I awake to the sound of Andrei and Florin enthusiastically serenading me outside the door of my room. We eat breakfast together as the sun burns the mist off of the surrounding mountains. Another lovely travelling day. We thank our hosts and head out for Cluj Napoca. Today is St. Andrew’s day, a national holiday for the patron saint of Romania.
In the middle of the trip, we stop in a small village where young people are dressed in traditional clothing and a band of two violinists and a bowed double bass are setting up at an intersection. We join the crowd that has gathered to watch, and the young men and women dance in synchronized circles and chant with the music.
We stop once more to find souvenirs in a village with craft stands and shops lining the roadside. Handmade rugs, embroideries, sheepskin coats and painted plates cover the walls of each small shop. Vladmir gives me a small ceramic bird statue that whistles when you blow into it, to take home to my son.

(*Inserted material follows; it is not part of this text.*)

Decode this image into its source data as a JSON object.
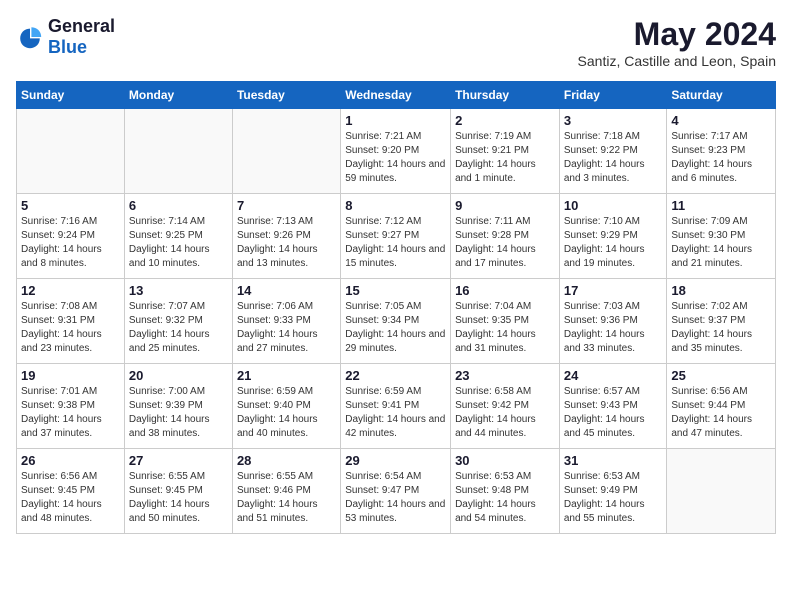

The drive to Cluj takes longer than expected, but we arrive at the Flying Circus club with enough time for quick soundchecks.
The venue is underground and shaped like a cement cave. The show is sold out, way beyond reasonable capacity, and I get the feeling everyone chain smokes roll-your-owns at shows in Romania. I play my folky tunes on a rented Les Paul through a Marshall stack. The show is fun, The Backstabbers again turn the crowd into rock and roll maniacs, and they’re mobbed for autographs for several hours after their set.
After an hour’s rest in the hotel, I’m hugging my Romanian friends goodbye and heading for the train station. Robin and I have a bleary eyed walk around downtown, both trying to explain how much the last four days have meant to us. We promise that our paths will cross again, and I board the train to Budapest at 6am.
I miss them dearly already. It has been an overwhelming trip so far, and I can’t believe I’m on my own after making such strong connections with these kind people.
The crags and cliffs of Transylvania are cloaked in fog and rain.
I fall asleep on the train to Hungary.
Andrei takes me to visit his brother, who has a shop where he modifies cars for off-road driving. Both Andrei and his brother have participated in cross-country off-road races, and, as such, Andrei is the only person I ever see behind the wheel of the Backstabbers’ tour van, which has also been modified for off-road use. We discuss the possibility of simply driving in a straight line across the countryside to the next show in Cluj Napoca, Transylvania. By the time we gather the gear and band members scattered across the city, and say farewell to Livia, it is already getting dark.
Andrei expertly handles the five hour drive on wildly curving mountain roads in the rain and dark. Many jokes are made about the fact the rain begins the moment we cross into Transylvania. Cue fog. The show in Cluj is not until tomorrow night, so Robin’s father has invited us to stay at a villa belonging to friends of his in their hometown, Miercurea Ciuc. As we arrive, the clouds break to reveal a full moon.
We arrive at the beautiful villa in Miercurea Ciuc at around ten pm, and are treated to a fantastic pasta dinner and karaoke of Italian standards, sung by our hosts and Johnny, who teaches French and Italian in this town.
I am introduced to a locally stilled plum moonshine called Palinca. A guitar is passed around, and Johnny sings and plays some of the most beautiful songs I’ve ever heard.